CORNWALL, Ontario – Cornwall City Council has created a $500,000 loan fund to support small businesses in Cornwall.
The fund will be dolled out to businesses in $5,000 allotments, split in two payments.
The first payment of $2,500 would be immediate to help sustain the business, the second half would serve as a transitional fund for businesses who need to pivot their model in order to re-open; such things might include installing plexiglass to protect cashiers from being infected with COVID-19.
Businesses that are eligible to apply for one of the $5,000 loans must be for-profit enterprises that operate in Cornwall with 25 or fewer employees which can prove that they have been adversely affected by the COVID-19 pandemic.
The City will be creating the fund by dipping into the Brownfields Reserve. The Brownfields Reserve is a $1 million fund used to reimburse businesses who clean-up toxic lands for development.
The City plans to fully repay the $500,000 taken from the Brownfield Reserve as the loans are repaid.
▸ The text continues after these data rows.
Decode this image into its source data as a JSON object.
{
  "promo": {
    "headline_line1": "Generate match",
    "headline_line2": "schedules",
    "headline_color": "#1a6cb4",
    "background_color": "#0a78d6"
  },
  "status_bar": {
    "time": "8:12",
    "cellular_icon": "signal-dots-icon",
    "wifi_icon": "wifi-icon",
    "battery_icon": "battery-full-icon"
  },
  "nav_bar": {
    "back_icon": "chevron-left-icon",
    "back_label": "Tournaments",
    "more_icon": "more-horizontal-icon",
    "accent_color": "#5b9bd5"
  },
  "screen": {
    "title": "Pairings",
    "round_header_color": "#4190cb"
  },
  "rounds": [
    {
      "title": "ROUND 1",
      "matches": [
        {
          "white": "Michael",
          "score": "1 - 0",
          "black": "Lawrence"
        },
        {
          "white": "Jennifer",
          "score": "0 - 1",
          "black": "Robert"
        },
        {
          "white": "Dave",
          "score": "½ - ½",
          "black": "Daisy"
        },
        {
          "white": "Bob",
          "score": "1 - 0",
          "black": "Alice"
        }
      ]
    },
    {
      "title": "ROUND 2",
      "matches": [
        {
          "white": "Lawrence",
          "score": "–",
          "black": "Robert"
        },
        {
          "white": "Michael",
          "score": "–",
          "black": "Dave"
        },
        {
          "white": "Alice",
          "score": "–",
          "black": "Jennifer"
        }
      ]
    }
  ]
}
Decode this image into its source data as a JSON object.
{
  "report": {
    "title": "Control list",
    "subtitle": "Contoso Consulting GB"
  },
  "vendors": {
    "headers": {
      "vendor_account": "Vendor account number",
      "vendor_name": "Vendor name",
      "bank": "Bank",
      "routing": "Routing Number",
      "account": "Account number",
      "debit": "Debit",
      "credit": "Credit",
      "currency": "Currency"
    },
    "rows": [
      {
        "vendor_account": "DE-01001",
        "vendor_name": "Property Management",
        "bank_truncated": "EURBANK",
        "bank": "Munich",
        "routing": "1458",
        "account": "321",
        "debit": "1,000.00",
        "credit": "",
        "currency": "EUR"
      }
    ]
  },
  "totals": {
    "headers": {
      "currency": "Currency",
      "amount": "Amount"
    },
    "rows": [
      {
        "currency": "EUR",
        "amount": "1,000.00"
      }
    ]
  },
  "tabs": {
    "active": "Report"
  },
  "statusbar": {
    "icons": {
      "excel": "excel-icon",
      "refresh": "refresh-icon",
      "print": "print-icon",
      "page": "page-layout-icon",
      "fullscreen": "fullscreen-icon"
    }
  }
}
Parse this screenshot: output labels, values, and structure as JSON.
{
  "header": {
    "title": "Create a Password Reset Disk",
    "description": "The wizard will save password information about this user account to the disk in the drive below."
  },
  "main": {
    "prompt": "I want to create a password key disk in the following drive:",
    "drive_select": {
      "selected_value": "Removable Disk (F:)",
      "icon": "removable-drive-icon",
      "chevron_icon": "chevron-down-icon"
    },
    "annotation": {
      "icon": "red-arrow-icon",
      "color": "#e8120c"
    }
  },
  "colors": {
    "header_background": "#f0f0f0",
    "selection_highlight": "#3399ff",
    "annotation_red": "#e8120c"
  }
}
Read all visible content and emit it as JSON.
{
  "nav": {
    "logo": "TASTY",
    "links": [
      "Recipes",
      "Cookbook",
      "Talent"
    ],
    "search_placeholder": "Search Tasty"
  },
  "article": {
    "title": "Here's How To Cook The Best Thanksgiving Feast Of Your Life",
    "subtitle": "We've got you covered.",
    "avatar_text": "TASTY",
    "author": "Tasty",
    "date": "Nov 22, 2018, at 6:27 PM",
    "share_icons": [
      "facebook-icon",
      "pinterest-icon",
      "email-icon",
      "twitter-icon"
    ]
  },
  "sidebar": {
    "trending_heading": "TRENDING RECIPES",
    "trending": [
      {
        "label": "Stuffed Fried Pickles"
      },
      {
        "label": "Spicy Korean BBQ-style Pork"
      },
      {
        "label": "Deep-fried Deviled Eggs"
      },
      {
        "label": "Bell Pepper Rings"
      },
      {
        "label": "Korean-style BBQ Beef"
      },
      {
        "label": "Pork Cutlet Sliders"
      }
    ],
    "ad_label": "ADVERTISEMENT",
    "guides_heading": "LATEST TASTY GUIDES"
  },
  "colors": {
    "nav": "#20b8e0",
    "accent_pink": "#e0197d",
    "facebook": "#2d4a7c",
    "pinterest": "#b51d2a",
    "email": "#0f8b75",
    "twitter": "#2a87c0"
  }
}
If businesses repay $4,000 of their $5,000 loan by Dec. 31, 2022, then $1,000 of that loan will be forgiven.
Mark Boileau, City of Cornwall’s General Manager of Planning and Infrastructure explained that time was of the essence in establishing this Small Business Emergency Loan Program.
“It is something that needs to be turned around quickly,” said Boileau. “There are businesses that are facing hardship and need this quickly.”
The deadline to apply for the fund is May 15. Cornwall’s Chief Administrative Officer (CAO) Maureen Adams stated that application forms should be available on the City of Cornwall website by April 30.
“Small businesses are hurting, no question about it,” said Councillor Claude McIntosh. “You can open the doors again, but will people come in. Bars and restaurants especially.”
Concerns were raised over the number of applications that the City might receive, with Mark Boileau estimating that there were roughly 2,000 businesses in Cornwall, with the fund only able to cover 100 of them.
Boileau stated that should the City receive a large number of applications, that he would return to Council with the idea of the program being revisited.
Councillor Syd Gardiner voiced his support for the fund, but asked what would happen if a business shutdown without being able to repay their loan.
“The whole goal of this program is to provide support to those businesses that are detrimentally affected,” said Adams. “Is there a risk, definitely.”